Support:
Our service team is available 24 hours a day. Please call the Gate & Barrier Services hotline. 0115 9635117

Tribology?

The Science of Friction and Wear.

So here we are, putting our blogging toes in the water starting on WordPress. To begin the blogging ball rolling we’ve decided to go back in time.  We started the company by installing Nato grade security gates and turnstiles back in the day, about 1985, nobody was maintaining this very expensive, highly engineered equipment so we began.  Our tribology learning curve started early one very cold morning with a callout for gates not opening, the temperature was having an obvious effect on the viscosity of the hydraulic fluid in the gate drives.  After several early and freezing morning callouts, and a fair bit of engineering nouse, we learned how to keep the equipment working to its optimum efficiency and this was the start of our adventure into fluid friction and its ultimate home Tribology*

*Tribology is the study of surfaces moving relative to one another also commonly classed as the study of friction, wear, lubrication and the design of bearings. Friction is the resistance to relative motion, wear is the loss of material due to that motion and lubrication is the use of a fluid (or in some cases a solid) to minimize friction and wear.

Our field of engineering majors in the use of traditional components such as bearings and gears where we need to minimize the resistance to sliding or rolling so that as little energy as possible is lost to friction.  With brakes and clutches we want to maximise the sliding resistance in order to limit the relative motions.  Imagine it this way: In some cases we want to minimize friction (such as on the bottom of a bobsled) and in others we want to maximise the friction (such as on the soles of our shoes)

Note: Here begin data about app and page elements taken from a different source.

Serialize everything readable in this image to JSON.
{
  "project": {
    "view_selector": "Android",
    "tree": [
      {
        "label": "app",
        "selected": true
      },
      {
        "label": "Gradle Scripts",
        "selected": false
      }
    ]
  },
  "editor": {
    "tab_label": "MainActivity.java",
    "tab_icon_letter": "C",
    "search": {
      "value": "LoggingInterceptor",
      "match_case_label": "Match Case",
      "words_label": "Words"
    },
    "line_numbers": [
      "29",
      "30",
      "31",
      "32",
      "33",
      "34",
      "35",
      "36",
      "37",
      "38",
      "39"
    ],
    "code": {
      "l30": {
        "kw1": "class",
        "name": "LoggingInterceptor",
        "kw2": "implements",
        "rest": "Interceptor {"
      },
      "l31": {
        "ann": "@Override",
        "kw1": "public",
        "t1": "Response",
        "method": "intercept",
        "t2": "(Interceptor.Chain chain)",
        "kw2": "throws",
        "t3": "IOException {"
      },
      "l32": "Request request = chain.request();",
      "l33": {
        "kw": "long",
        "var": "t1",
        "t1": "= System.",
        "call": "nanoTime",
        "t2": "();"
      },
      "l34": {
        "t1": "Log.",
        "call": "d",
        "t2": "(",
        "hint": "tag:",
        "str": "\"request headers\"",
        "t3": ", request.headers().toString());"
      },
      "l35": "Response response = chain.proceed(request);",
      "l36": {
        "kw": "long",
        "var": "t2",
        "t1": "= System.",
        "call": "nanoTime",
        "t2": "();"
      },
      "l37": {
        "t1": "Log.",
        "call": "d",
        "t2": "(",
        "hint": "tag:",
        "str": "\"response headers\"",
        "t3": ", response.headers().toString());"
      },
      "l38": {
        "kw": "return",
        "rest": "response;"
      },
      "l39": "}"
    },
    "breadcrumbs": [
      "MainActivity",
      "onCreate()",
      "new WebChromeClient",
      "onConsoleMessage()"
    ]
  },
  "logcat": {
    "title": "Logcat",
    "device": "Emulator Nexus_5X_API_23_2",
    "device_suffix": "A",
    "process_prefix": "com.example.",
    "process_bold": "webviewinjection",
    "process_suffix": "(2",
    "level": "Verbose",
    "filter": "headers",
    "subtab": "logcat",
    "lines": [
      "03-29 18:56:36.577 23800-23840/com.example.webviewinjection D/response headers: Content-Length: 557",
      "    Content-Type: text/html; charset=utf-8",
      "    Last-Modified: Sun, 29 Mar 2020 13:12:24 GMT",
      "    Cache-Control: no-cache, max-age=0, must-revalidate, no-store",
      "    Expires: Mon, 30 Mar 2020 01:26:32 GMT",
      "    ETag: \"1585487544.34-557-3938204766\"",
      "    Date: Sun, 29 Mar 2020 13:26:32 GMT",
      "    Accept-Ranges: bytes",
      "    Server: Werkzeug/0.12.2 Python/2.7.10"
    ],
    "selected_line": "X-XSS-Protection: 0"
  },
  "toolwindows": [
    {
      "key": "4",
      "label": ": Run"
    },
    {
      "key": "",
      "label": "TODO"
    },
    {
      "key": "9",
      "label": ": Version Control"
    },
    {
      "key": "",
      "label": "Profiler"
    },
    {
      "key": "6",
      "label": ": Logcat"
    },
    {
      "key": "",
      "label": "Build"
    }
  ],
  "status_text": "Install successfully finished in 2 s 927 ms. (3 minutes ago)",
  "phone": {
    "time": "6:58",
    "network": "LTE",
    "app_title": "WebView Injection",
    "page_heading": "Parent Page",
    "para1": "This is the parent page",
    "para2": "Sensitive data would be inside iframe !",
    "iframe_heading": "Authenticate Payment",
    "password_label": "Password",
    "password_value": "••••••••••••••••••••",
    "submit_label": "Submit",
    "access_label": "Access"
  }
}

runners

The study of tribology is commonly applied in bearing design but extends into almost all other aspects of modern technology, even to such unlikely areas as hair conditioners and cosmetics such as lipstick, powders and lip-gloss, to make skin or hair products that have the right feel.  Everywhere tribology is used to improve the products we use and the means of production.

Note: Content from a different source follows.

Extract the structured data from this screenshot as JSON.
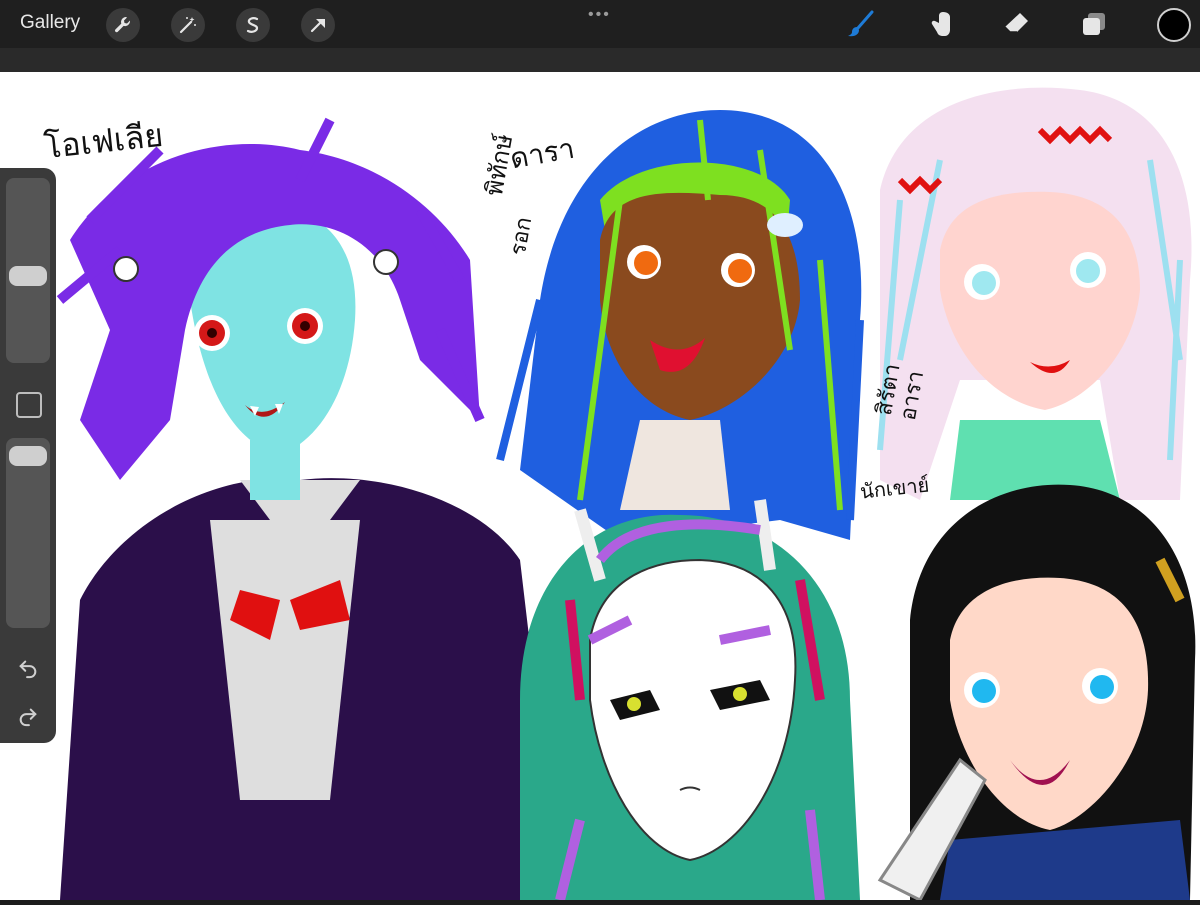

Tribology’s greatest gift will be in energy efficiencies like the energy lost in friction in wind turbines as well as the wear induced failures of parts in passenger cars, planes & trains globally, its industrial reach will be vast and we haven’t even touched on the human side where all the aspects of friction, lubrication and wear can bring new joint designs and improved physio therapy’s.

lipstick

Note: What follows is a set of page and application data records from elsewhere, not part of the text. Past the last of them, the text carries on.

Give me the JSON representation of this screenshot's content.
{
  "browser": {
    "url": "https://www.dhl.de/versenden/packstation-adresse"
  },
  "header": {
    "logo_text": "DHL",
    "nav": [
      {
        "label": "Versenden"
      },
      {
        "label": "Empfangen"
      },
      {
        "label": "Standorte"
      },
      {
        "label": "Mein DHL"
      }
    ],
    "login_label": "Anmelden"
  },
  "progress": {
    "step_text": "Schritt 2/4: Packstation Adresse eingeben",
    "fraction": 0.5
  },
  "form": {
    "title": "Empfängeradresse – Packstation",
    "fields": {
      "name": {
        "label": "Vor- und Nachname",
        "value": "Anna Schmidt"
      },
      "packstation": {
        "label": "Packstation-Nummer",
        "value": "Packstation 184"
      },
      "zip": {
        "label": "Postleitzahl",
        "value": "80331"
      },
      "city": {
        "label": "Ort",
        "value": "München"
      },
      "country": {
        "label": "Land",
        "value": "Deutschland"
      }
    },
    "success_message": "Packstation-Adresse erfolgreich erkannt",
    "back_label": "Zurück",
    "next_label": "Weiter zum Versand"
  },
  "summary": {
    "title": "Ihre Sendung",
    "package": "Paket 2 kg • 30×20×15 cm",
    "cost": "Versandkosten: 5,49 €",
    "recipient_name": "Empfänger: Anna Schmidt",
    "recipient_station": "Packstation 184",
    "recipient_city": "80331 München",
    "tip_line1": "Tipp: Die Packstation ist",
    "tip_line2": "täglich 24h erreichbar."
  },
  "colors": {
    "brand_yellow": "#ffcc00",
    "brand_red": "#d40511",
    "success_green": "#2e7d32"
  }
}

I hope this brief introduction to tribology has caught your imagination, we think tribology is both technologically-relevant and scientifically-fascinating and it’s definitely an exciting time to discover tribology.

Our thanks for the information above goes to: –
The Society of Tribologists and Lubrication Engineers.
The Leonardo Tribology Centre
Imperial College London, Tribology Group